Summer holidays. ‘I’m bored.’ Swimming. The park. Museums. Beaches. Amusement parks. Travel. Holidays. Any parent will tell you those are never easy. With any little human. But add to that the complexities of autism and you have a whole different picture.
One of my struggles as a #neurodivergent mother of an #ActuallyAutistic teen has always been…giving her the ‘normal’ childhood experiences that too many families take for granted. Whether that be trips to the park, museums, days at the funfair, amusement parks, or holidays. One hallmark of autism is sensory differences. For some, this means being under-sensitive and others easily excitable.
Doing these activities has always presented challenges. When @PanKwake was younger, even a trip to the park often resulted in a meltdown as she struggled to manage the constant barrage of smells, sounds, and sights, in addition to the complexities of human interactions. And days out at museums and amusement parks were always a roller coaster ride of highs and lows themselves.
Transport is always a major hurdle. The same young woman that can manage the wildest ride at any amusement park or fair gets motion sickness with anything other than walking. Car journeys of more than twenty minutes are out of the question. Trains she can manage but just barely. Her coping strategy is her iPad. Unfortunately, she cannot handle the sensation of headphones. So, those sitting near us must tolerate her music, videos, and games. For the most part, they have been understanding.
As she has grown older though, she has learned coping strategies and manages situations better. But it is always a balancing act: does the enjoyment of this activity outweigh the sensory challenges of it? @PanKwake makes those choices.
Of course, complicating all of that is my own #neurodivergence/autism. I hate people, noise, and crowds. Perhaps more than @PanKwake. I am certainly having more trouble coping as I get older. Nonetheless, as her parent, I am obligated to enable her to participate in the things that she chooses to. That does not mean it is always easy.
These things are often a ‘perfect storm’ of my planning and circumstances beyond my control. Things like weather, facility staff, and ignorant people can make or break an experience for us.
It is the things which I can control that I want to focus upon in today’s blog. Things like:
As often as we can, we choose to go during the off-season or off-peak times. Hoem educating makes this easier. We went to Disneyland Paris in early November, after the Halloween rush and before the Christmas one. It was interesting to wake up each day to see what new decorations had sprung up overnight. Combined with our VIP and special needs passes, this strategy made the holiday almost perfect.
Of course, we cannot always go to things off-season. Especially in summer when we want to do things with our schooler friends. On those occasions, we try to schedule our activities on off-peak days and times. Going to amusement parks on Tuesday, Wednesday, Thursday to avoid the three-day weekend crowds. Or early morning visits to the trampoline park.
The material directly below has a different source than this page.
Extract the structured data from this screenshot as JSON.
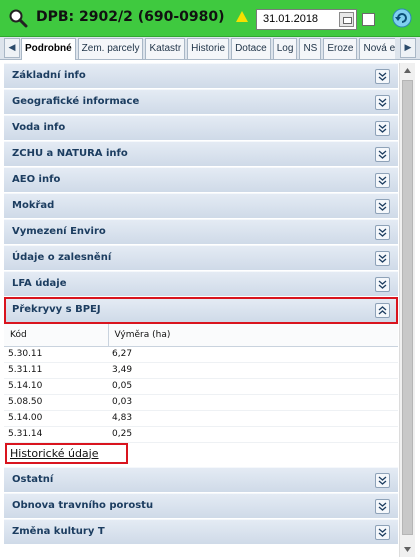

When we go places, we always look like we are packing for a week. Friends used to laugh at the way I had pre-packed park, swimming, and beach bags sitting by the front door. But any time something was missing from one of those, it would almost certainly result in a meltdown.
Things are better now. But food continues to be a major issue. We cannot count upon always finding foods that @PanKwake will eat. This was a huge deal with Disneyland. We had packed some of her favorite snacks as back up. But in the end, she created her routine: croissants at the hotel for breakfast then either lunch or dinner at the Rainforest Cafe. Always the same thing, a jacket potato with butter, cheese, and a mountain of sour cream and the Volcano, this massive pile of chocolate brownie, ice cream, whipped cream, and chocolate syrup. We ate there every day for four days. Heck, we even had one of the waitresses at the hotel packing us croissants to take with us for in-between meals.
Clothing too can be problematic. @PanKwake requires loose-fitting clothes. She has worn the same thing since I took her out of school at age five: a t-shirt, pink, Crocs, and the simple cotton skirts that I sew for her. Occasionally, we can get her to wear leggings in the case of extreme cold. But finding the right coat for her, one that does not irritate her skin is a major endeavor. Forget it, if her clothes or especially shoes get wet. So, I must always overpack clothes as well as food.
Add to that all a selection of sensory toys and the iPad and I almost always require a cart for just a single day trip. By the time that we add souvenirs, we always come back with more stuff than we took. Speaking of which…
One of the strategies that I learned the hard way, which has proven to be the most successful is…
Always souvenir shop at the beginning of the day. @PanKwake is less stressed which means she finds hard decision making easier. And the shops are almost empty then. Everyone else has rushed off to the rides. So, fewer distractions and less sensory overload.
So, now that you know a few of our secrets at @HomeCrazzyHome for making the most of those special occasions with your #neurodivergent little human, over the next few weeks, I thought I would review some of our favorite places. Giving you insights on what worked for us and what you might like to avoid. Next up…Treetops & Heatherton.
PS…Always, always, always take loads of photos. In fact, if the attraction offers it, invest one of the photo passes. Visual memory is crucial.